I am a founder of Harris Bricken, an international law firm with lawyers in Los Angeles, Portland, San Francisco, Seattle, China and Spain.

I mostly represent companies doing business in emerging market countries. It has taken me many years to build my network and it takes constant communication and travel to maintain it. My work has been as varied as securing the release of two improperly held helicopters in Papua New Guinea, setting up a legal framework to move slag from Canada to Poland’s interior, overseeing hundreds of litigation and arbitration matters in Korea, helping someone avoid terrorism charges in Japan, and seizing fish product in China to collect on a debt.

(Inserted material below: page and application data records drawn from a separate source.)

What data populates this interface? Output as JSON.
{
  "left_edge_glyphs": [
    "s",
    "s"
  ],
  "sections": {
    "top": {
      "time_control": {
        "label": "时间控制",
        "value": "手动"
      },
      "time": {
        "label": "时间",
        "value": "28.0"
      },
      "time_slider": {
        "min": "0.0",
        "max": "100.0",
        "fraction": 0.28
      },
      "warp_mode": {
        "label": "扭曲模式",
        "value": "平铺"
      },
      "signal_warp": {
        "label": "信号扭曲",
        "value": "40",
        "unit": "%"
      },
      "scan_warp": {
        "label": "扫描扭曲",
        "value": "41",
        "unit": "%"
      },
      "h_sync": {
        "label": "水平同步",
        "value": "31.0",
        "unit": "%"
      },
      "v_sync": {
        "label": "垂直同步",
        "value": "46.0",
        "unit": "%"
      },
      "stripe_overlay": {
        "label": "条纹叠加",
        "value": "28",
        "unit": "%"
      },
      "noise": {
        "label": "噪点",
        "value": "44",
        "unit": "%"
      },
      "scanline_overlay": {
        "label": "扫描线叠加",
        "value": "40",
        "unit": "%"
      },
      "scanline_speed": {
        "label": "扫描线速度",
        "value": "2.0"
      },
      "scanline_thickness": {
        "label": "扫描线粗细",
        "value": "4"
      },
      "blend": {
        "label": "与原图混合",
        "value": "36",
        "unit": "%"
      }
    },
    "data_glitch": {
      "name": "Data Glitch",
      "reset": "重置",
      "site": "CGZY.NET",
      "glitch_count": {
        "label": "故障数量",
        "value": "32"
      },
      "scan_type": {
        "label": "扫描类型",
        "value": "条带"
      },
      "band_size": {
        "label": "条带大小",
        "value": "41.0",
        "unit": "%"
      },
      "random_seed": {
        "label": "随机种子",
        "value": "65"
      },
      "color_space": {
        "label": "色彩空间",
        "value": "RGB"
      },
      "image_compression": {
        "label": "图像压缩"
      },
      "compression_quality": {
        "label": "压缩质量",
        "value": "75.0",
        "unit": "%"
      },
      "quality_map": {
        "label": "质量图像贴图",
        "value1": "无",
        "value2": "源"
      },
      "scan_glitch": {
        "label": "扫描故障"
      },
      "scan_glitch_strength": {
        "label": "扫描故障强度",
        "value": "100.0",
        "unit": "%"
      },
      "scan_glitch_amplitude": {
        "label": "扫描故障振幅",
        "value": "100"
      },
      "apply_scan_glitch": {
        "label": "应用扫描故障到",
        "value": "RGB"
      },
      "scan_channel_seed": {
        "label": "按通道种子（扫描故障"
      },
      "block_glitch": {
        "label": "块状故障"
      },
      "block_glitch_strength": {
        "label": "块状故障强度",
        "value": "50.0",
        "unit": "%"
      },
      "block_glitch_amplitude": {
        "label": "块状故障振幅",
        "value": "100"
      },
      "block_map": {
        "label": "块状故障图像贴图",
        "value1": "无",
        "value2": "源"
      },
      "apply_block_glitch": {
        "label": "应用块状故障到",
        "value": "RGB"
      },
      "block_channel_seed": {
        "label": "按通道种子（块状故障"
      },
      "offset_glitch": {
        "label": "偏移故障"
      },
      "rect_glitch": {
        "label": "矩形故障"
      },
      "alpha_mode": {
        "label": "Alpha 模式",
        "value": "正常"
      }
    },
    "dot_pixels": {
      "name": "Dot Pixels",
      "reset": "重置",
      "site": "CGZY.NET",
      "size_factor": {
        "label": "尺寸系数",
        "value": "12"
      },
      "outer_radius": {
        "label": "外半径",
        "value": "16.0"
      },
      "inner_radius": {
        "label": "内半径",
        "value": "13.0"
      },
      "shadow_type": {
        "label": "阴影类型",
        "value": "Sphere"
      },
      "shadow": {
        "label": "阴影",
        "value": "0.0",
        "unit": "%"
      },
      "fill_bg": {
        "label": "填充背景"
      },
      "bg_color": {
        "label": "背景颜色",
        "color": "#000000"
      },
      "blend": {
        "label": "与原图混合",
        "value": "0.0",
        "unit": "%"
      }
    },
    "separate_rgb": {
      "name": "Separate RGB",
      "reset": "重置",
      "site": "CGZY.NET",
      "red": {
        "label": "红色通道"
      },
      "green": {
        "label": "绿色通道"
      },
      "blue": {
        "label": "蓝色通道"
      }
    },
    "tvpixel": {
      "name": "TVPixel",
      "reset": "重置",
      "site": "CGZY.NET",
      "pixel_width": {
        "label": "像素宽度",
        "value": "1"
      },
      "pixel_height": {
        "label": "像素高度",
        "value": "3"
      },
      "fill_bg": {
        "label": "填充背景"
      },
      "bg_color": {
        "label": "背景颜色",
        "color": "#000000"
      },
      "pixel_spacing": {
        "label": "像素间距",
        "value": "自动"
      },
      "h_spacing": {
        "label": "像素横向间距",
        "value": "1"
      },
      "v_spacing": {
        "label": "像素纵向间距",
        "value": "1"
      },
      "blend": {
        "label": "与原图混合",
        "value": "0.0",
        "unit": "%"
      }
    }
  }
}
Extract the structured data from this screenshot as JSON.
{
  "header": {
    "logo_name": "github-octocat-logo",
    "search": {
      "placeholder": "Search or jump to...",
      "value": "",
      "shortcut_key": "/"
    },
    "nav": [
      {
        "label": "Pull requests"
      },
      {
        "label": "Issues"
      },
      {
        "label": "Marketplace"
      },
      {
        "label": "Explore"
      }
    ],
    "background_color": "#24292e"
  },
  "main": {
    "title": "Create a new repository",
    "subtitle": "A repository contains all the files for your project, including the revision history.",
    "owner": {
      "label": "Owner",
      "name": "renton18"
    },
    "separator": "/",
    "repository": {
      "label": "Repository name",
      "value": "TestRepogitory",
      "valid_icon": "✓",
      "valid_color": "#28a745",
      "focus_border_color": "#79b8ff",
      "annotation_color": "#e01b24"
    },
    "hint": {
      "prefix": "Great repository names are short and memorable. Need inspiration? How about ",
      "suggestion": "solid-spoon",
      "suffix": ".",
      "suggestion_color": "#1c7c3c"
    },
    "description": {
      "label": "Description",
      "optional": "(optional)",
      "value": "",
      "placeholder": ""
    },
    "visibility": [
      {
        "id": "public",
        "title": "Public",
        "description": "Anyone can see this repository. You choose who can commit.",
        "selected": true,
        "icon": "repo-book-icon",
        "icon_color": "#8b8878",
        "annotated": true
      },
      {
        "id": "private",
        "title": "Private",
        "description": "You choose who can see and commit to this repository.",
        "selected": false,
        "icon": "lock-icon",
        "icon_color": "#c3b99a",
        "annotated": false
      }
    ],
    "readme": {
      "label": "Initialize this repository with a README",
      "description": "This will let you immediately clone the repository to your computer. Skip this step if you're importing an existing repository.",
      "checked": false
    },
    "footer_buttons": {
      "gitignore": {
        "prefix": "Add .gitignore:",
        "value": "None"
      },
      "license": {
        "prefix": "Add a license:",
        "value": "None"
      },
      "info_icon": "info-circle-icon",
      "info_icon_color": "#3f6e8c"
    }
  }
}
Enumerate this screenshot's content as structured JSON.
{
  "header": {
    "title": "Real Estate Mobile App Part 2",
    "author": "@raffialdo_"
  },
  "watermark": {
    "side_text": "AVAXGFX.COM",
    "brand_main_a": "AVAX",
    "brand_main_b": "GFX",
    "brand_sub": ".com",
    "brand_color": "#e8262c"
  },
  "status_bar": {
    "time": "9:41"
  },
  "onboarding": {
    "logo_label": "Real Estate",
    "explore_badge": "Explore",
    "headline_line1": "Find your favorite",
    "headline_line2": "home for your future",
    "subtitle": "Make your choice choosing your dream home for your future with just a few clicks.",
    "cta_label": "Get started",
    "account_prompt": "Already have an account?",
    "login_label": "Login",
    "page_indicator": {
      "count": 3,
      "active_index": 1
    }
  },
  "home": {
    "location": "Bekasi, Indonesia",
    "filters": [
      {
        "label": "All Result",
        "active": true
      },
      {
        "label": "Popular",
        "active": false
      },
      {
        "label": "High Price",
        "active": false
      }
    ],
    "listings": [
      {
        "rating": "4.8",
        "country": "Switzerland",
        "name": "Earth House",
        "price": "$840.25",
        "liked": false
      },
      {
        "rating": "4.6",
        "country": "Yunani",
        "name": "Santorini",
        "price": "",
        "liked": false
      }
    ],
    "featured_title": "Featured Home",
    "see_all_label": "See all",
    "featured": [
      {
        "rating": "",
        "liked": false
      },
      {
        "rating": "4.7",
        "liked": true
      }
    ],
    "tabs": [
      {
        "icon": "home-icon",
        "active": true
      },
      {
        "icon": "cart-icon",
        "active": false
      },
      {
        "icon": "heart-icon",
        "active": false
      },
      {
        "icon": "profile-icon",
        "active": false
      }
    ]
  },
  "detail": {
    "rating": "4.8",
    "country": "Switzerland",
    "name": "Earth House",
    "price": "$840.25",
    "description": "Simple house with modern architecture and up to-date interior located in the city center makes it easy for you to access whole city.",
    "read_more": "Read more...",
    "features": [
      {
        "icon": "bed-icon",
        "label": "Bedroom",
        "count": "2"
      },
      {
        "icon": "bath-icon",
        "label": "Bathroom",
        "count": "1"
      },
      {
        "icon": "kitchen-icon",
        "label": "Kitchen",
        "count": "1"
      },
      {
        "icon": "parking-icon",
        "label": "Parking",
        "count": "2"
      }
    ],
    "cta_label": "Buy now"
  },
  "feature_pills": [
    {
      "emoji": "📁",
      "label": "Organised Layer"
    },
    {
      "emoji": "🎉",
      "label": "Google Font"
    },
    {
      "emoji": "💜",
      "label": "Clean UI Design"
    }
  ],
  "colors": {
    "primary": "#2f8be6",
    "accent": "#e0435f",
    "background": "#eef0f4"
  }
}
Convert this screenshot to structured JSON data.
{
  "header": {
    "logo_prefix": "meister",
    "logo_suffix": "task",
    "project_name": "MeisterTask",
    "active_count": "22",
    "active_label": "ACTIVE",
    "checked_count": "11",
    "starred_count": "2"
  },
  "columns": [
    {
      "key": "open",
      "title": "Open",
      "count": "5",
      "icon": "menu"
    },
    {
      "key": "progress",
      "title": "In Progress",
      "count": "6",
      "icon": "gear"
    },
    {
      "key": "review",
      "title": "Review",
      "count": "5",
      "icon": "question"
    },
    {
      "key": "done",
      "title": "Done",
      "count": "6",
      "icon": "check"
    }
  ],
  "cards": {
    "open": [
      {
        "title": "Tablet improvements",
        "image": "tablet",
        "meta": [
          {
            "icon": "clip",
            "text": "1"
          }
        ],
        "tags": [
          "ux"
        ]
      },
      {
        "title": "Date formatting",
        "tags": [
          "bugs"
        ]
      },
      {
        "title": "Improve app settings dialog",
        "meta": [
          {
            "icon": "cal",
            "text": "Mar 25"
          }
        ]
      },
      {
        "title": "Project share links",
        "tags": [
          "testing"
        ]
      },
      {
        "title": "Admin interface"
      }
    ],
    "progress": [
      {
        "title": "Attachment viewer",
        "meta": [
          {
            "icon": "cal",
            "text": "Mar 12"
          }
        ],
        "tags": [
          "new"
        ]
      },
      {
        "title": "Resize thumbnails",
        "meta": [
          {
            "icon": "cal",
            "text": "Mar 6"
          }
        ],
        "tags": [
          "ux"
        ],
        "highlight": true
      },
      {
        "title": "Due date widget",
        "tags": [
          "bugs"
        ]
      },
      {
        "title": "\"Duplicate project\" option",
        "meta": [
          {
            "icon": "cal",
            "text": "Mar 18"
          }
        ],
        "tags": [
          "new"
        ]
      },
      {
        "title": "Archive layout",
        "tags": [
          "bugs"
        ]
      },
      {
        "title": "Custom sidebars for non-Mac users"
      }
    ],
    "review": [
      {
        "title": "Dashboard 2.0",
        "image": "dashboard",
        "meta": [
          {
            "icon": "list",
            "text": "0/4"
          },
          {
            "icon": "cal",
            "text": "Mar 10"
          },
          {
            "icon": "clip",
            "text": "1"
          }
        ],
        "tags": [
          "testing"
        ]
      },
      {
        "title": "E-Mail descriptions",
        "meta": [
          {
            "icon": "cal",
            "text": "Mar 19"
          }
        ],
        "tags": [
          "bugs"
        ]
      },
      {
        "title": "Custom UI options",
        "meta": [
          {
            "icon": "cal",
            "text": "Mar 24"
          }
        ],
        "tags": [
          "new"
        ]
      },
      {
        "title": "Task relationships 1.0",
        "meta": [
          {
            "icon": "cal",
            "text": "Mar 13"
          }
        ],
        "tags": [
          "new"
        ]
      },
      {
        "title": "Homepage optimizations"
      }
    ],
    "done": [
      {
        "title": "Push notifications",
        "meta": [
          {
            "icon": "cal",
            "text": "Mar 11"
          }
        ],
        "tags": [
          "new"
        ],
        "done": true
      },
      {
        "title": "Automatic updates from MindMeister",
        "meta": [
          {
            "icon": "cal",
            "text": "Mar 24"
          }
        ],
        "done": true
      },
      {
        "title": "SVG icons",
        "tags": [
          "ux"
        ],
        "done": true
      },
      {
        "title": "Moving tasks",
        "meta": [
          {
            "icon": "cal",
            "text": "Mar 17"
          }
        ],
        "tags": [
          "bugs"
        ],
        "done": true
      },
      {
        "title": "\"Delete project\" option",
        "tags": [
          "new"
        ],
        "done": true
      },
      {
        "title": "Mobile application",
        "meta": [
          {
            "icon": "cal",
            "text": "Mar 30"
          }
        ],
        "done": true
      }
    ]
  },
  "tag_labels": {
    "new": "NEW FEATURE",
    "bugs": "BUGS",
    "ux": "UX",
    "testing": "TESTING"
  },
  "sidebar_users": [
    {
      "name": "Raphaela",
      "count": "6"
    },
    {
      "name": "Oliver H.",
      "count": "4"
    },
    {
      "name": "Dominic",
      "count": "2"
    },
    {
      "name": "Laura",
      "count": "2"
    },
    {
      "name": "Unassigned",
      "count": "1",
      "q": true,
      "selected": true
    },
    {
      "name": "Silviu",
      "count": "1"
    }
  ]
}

I was named as one of only three Washington State Amazing Lawyers in International Law, I am AV rated by Martindale-Hubbell Law Directory (its highest rating), I am rated 10.0 by AVVO.com (its highest rating), and I am a SuperLawyer.

I am a frequent writer and public speaker on doing business in Asia and I constantly travel between the United States and Asia. I most commonly speak on China law issues and I am the lead writer of the award winning China Law Blog (www.chinalawblog.com). Forbes Magazine, Fortune Magazine, the Wall Street Journal, Investors Business Daily, Business Week, The National Law Journal, The Washington Post, The ABA Journal, The Economist, Newsweek, NPR, The New York Times and Inside Counsel have all interviewed me regarding various aspects of my international law practice.

I am licensed in Washington, Illinois, and Alaska.

In tandem with the international law team at my firm, I focus on setting up/registering companies overseas (via WFOEs, Rep Offices or Joint Ventures), drafting international contracts (NDAs, OEM Agreements, licensing, distribution, etc.), protecting IP (trademarks, trade secrets, copyrights and patents), and overseeing M&A transactions.